Neil, as chair of both organizations, has firsthand experience in how disconnected groups are from each other, and the government.
Pictured: Neil Keown, Chair of Alberta Backcountry Hunters & Anglers (BHA)
Renard’s vision is that movement becomes part of everyday life for all families. We offer practical and resourceful content so parents know how to live an active lifestyle with children. Our platform will feature a broad set of healthy habits and movements, physical activities and active games to do at home or outdoors.

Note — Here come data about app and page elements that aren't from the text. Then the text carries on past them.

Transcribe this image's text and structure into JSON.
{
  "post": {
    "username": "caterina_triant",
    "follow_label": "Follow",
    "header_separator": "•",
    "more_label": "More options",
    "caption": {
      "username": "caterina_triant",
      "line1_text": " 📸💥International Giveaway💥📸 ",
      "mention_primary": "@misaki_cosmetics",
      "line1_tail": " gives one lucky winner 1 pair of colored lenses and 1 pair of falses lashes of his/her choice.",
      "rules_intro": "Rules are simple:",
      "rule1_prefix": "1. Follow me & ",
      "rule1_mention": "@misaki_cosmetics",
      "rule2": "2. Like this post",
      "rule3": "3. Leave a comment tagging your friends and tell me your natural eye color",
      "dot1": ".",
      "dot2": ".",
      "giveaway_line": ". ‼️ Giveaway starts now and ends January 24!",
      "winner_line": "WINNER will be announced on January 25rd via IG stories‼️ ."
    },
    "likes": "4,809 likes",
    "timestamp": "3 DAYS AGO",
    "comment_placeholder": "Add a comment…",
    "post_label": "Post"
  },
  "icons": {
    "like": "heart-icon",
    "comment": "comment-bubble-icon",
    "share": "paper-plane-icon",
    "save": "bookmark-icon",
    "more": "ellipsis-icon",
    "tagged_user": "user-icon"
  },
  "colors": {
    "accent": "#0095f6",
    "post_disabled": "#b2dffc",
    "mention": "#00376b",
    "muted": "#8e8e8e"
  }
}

Although originally from Kerala, India, Michelle grew up in the small city of Gaborone, Botswana. It was through exposure to these two regions – where the local environment and wildlife is a priority both economically and socially – that her love for conservation grew. This led to her decision to pursue a degree in Natural Resources Conservation at the University of British Columbia, where she is currently completing her third year. Michelle quickly fell in love with the array of outdoor opportunities in and around Vancouver, and enjoys hiking, running and biking in her spare time.
As an immigrant, she was drawn to the stories of other newcomers to Canada, particularly their experiences with the outdoors. Michelle is now working to understand current barriers that exist within BIPOC communities of Vancouver, and hopes to create a culture of outdoor recreation that is more diverse, welcoming and equally accessible to people of all backgrounds.
Pictured: Michelle Luiz, Welcome Home